Colour TV, just as an aside, made its first appearance on BBC2 at Wimbledon, where everybody had to wear white! A typically well thought out introduction to the wonderful world of colour by the BBC.

So back to the World Cup and, after a laborious 0-0 draw against Uruguay, England sailed through the rest of the group beating Mexico 2-0, then France by the same score. Without playing remarkably well, England had qualified from the group and Roger Hunt had scored three goals. Worryingly, at this stage, England’s top scorer, Jimmy Greaves, hadn’t scored a goal in the opening three games.

In the quarter-final England were to face Argentina. By now Alf Ramsey had decided to drop Jimmy Greaves and picked Geoff Hurst in his place. This paid off when Hurst scored the only goal of a drab game, remembered more for the sending off of Antonio Rattin, Argentina’s captain, than for anything else.

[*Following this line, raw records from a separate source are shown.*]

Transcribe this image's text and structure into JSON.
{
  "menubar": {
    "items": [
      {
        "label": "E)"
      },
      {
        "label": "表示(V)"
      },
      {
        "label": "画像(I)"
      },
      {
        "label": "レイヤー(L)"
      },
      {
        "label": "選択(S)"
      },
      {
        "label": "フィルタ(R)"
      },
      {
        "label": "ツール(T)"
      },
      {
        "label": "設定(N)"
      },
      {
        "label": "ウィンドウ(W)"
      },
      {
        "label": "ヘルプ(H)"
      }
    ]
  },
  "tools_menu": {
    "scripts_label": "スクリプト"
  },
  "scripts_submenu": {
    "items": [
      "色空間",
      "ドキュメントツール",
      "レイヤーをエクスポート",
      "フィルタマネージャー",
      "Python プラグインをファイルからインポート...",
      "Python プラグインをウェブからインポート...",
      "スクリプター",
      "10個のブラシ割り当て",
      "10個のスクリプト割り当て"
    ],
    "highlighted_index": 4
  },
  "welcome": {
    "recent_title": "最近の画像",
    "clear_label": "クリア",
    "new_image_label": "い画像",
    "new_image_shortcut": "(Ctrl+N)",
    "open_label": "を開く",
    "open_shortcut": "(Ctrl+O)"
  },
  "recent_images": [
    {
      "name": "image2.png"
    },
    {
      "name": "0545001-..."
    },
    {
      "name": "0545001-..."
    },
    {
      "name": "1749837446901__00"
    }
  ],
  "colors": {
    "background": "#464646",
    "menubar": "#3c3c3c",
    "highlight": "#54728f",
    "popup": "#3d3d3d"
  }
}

In the semi-final, England conceded their first goal of the competition when Eusebio scored a penalty for Portugal. It made little difference as England were already leading at the time with two goals from Bobby Charlton. The game finished 2-1. (more…)